"There are a lot of terrible things that have happened in the last 18 months, but what’s happened at AIG is the most outrageous," said Summers, chairman of the White House National Economic Council, during an appearance on "This Week" Sunday.
"What that company did, the way it was not regulated, the way no one was watching, what’s proved necessary, it is outrageous," Summers said.
In a phone call Wednesday to AIG CEO Edward Liddy, Treasury Secretary Timothy Geithner said it was unacceptable for the company to give out tens of millions of dollars in bonuses for senior executives after the government committed $170 billion to keep the struggling company afloat — far more government bailout money than has been awarded to any other firm.
In a letter to Geithner Saturday, AIG’s chairman and CEO agreed to restructure some of the payments. But Liddy wrote, "quite frankly, AIG’s hands are tied," arguing the firm would risk a lawsuit if it scrapped the bonuses.
Liddy also wrote the government’s demands could affect AIG’s ability to retain "the best and brightest talent to lead and staff the AIG businesses" if "employees believe that their compensation is subject to continued and arbitrary adjustment by the U.S. Treasury."
Summers argued today that the Obama administration has sought to limit the AIG bonuses.
"We are a country of law.

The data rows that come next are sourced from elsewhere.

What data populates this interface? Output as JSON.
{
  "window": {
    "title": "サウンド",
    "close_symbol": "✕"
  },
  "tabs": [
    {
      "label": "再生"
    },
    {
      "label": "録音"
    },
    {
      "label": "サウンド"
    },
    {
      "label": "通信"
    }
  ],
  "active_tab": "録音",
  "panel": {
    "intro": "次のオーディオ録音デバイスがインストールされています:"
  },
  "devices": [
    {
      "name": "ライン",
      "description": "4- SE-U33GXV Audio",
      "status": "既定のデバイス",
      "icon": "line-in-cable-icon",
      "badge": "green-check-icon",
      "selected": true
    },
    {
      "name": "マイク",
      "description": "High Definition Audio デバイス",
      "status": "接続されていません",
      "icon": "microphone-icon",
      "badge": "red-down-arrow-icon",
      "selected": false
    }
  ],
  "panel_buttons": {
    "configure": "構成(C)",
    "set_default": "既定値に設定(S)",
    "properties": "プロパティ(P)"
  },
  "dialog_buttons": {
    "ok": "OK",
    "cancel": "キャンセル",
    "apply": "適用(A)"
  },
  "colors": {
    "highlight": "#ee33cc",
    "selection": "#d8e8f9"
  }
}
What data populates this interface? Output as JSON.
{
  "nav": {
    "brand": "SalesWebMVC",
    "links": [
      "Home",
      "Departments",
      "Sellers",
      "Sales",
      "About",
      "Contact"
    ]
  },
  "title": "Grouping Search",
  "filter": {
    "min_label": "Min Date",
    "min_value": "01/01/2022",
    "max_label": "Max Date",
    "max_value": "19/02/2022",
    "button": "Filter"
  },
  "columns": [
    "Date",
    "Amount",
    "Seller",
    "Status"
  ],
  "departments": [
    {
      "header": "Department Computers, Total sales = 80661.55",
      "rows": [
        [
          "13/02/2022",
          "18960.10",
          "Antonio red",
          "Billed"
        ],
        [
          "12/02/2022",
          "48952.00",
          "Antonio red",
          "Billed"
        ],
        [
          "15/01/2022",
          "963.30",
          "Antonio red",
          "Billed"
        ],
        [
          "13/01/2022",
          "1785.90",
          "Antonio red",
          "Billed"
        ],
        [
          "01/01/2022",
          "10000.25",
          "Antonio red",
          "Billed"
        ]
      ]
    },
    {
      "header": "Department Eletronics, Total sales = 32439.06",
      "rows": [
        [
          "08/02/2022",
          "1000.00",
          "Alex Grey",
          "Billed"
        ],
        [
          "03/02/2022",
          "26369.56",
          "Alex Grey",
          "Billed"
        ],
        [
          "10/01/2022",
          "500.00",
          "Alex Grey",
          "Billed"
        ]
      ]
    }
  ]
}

There are contracts. The government cannot just abrogate contracts. Every legal step possible to limit those bonuses is being taken by Secretary Geithner and by the Federal Reserve system," Summers said.
"What the Obama administration has done, based on the advice of attorneys, is done everything that it can to, within the law and within the tradition of upholding law that we have in this country, to limit these bonuses. And they have as a result of Secretary Geithner’s efforts been scaled back," he said.
UPDATE: When I asked Larry Summers today why taxpayers didn’t have a right to know which AIG "counterparties" were getting their bailout money, he pressed the companies to disclose. This afternoon, they did.